» **What needs to be done**: From the listing below, copy each line where "structured" occurs.
☆ ☆ ☆ ☆ ☆ ☆ ☆
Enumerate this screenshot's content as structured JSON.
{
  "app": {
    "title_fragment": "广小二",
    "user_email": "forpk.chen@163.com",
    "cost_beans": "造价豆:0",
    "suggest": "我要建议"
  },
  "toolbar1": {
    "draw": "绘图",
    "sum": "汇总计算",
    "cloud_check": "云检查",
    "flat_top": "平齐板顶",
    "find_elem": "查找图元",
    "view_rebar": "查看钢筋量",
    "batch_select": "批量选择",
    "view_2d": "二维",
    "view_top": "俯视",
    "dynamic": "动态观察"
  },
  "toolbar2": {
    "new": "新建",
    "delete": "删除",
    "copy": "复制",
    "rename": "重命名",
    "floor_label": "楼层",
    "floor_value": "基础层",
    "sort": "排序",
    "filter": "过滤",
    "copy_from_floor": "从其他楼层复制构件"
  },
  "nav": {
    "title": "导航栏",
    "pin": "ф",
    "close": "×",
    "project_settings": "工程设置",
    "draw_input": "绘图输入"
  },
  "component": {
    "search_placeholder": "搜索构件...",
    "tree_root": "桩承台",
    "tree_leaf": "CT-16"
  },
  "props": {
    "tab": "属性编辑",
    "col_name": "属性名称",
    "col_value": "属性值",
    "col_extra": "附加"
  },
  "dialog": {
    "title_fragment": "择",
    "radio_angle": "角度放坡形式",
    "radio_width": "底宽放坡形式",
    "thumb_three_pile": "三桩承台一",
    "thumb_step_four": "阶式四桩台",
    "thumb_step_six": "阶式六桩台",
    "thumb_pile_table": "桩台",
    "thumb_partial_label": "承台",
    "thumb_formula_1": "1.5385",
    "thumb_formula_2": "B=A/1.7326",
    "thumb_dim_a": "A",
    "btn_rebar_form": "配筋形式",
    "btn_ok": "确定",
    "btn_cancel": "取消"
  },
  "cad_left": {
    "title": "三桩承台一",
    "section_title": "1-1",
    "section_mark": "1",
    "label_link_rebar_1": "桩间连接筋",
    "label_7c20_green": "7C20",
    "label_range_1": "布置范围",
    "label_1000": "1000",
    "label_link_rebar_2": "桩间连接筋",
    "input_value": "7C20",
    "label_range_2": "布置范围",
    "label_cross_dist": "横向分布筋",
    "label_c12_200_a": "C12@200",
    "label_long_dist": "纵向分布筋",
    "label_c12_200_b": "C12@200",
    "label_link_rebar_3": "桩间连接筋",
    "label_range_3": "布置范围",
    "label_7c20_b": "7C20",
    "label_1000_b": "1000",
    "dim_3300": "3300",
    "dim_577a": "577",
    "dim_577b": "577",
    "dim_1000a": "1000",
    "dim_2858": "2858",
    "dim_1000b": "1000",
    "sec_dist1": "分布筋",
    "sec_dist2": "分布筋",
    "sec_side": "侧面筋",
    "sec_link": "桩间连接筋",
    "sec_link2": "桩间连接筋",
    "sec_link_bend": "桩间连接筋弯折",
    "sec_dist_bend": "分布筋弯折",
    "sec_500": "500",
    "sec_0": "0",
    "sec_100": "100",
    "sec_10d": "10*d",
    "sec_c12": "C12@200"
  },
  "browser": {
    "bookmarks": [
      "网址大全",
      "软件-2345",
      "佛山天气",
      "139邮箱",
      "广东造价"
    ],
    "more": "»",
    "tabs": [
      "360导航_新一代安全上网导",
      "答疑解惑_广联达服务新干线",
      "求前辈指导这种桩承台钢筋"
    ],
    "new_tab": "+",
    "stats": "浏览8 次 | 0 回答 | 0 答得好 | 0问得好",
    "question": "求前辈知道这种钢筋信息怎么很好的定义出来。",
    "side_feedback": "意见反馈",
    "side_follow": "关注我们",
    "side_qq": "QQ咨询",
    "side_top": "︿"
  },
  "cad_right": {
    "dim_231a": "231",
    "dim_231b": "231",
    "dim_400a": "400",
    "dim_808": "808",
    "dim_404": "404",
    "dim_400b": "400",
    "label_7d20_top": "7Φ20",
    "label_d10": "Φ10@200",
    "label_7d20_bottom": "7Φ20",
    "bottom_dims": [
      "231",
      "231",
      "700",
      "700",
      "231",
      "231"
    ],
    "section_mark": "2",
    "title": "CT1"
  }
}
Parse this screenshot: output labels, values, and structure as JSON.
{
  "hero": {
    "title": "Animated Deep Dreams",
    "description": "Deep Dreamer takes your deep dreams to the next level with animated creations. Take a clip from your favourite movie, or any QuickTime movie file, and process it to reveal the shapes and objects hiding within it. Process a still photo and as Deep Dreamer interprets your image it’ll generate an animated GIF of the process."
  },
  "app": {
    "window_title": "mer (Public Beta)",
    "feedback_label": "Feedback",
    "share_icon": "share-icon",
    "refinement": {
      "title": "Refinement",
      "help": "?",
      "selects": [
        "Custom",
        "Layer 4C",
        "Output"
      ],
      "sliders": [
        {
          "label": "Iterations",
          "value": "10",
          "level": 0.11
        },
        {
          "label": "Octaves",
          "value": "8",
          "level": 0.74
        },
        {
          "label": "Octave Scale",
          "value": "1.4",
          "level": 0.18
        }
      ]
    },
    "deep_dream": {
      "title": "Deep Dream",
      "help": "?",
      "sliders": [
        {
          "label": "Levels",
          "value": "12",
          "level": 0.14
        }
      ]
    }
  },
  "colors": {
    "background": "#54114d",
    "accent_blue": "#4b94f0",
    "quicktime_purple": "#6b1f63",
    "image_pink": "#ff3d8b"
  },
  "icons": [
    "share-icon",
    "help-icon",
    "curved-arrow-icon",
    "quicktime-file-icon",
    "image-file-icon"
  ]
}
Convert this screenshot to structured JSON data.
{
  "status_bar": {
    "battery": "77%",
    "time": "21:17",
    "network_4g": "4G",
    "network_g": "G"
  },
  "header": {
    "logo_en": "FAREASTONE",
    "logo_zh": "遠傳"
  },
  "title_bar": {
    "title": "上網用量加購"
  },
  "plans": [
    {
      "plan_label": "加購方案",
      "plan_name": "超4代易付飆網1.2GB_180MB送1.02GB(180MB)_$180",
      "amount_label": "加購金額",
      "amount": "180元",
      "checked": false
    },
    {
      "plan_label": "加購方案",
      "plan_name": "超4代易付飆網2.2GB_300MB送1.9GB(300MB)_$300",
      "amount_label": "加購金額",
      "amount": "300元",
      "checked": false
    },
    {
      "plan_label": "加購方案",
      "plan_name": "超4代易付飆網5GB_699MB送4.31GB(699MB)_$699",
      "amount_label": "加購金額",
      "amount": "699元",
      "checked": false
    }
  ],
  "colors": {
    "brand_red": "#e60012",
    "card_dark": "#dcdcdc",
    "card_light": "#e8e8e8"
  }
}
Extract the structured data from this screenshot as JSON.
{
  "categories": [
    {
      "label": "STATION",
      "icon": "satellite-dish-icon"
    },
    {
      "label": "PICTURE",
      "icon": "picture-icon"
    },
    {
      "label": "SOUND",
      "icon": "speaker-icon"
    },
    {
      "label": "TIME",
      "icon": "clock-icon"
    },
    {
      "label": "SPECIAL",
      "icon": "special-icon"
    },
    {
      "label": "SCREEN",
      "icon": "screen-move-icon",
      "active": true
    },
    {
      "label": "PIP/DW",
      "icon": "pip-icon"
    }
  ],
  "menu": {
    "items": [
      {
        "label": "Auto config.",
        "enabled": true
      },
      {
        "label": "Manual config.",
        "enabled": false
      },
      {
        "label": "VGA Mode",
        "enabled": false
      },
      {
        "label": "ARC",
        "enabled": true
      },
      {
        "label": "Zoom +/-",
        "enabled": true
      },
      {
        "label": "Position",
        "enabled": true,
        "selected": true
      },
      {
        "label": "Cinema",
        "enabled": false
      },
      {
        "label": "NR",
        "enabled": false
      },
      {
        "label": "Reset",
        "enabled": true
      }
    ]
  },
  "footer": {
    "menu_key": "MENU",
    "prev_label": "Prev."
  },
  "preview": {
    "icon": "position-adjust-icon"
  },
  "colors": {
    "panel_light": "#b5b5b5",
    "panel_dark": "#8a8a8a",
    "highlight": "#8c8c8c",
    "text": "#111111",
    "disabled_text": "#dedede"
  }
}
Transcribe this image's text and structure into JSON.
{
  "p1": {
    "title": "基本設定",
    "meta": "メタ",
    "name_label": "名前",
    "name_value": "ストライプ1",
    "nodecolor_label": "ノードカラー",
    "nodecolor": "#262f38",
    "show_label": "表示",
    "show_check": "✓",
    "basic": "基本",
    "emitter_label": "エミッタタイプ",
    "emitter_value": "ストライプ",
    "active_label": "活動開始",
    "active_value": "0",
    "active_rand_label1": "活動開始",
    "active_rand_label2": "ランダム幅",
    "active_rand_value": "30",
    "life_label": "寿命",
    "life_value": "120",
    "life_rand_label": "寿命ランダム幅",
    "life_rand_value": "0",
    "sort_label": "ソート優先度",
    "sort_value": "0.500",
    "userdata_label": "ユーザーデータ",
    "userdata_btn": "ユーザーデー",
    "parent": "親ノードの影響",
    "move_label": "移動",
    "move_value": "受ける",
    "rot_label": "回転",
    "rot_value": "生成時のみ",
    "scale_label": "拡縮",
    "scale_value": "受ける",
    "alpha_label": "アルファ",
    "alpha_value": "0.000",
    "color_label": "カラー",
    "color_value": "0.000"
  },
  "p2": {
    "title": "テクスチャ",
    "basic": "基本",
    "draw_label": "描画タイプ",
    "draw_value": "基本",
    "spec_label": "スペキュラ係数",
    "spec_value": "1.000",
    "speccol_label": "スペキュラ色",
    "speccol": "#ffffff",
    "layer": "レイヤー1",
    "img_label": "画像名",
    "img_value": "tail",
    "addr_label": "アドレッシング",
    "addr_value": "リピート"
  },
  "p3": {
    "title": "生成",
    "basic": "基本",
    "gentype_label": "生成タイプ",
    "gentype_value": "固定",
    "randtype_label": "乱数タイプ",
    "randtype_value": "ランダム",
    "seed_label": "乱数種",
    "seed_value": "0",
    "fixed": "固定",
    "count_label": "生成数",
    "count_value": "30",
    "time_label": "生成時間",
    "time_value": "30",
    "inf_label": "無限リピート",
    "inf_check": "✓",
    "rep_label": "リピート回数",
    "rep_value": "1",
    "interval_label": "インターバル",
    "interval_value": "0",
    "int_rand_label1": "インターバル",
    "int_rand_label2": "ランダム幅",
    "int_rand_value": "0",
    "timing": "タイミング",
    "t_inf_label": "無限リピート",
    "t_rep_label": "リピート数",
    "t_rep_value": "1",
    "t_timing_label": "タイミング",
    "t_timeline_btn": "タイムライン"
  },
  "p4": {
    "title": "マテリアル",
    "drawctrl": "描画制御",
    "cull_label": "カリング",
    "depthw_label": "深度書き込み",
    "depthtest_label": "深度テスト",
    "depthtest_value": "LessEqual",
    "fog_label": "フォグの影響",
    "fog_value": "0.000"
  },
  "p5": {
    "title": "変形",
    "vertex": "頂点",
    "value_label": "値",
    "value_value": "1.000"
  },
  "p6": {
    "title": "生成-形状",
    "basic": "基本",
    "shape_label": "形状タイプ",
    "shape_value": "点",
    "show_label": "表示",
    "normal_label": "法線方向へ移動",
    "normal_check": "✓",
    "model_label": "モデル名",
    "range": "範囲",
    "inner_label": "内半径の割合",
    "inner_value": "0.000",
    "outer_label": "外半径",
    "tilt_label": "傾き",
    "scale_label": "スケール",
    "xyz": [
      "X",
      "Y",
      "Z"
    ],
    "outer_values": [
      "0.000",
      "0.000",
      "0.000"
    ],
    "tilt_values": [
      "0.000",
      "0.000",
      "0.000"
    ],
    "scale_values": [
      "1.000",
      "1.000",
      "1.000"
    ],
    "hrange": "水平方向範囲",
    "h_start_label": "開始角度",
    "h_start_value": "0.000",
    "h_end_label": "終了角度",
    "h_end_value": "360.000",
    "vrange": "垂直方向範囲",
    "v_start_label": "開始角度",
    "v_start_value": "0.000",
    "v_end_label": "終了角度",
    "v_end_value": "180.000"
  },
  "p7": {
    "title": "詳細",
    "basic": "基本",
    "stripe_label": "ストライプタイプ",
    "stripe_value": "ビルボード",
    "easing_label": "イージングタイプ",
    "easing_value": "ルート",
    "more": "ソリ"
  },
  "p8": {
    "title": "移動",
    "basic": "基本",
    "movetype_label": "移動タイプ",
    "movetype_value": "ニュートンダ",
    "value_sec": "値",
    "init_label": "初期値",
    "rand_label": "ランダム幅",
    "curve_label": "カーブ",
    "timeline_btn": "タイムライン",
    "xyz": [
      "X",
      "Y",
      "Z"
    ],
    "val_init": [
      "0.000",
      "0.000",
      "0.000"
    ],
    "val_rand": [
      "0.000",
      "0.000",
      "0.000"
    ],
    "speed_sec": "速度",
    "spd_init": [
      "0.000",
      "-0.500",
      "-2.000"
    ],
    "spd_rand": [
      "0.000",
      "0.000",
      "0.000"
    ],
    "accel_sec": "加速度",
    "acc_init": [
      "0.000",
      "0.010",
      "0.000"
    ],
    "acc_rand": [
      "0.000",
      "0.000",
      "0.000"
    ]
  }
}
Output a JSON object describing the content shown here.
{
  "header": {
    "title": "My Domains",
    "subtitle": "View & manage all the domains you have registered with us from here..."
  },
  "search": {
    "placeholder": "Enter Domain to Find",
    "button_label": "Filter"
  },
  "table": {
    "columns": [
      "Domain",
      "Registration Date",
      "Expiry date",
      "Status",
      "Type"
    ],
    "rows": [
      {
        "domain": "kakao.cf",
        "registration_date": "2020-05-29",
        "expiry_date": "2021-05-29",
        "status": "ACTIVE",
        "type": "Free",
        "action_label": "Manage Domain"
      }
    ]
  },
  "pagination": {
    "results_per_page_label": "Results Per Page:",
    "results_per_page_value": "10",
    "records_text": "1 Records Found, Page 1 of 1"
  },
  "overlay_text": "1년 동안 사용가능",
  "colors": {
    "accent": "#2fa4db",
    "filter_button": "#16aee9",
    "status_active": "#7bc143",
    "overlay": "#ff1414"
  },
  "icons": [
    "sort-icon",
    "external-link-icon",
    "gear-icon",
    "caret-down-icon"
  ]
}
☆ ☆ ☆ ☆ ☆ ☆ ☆
» **Result below**:
Enumerate this screenshot's content as structured JSON.
Convert this screenshot to structured JSON data.
Extract the structured data from this screenshot as JSON.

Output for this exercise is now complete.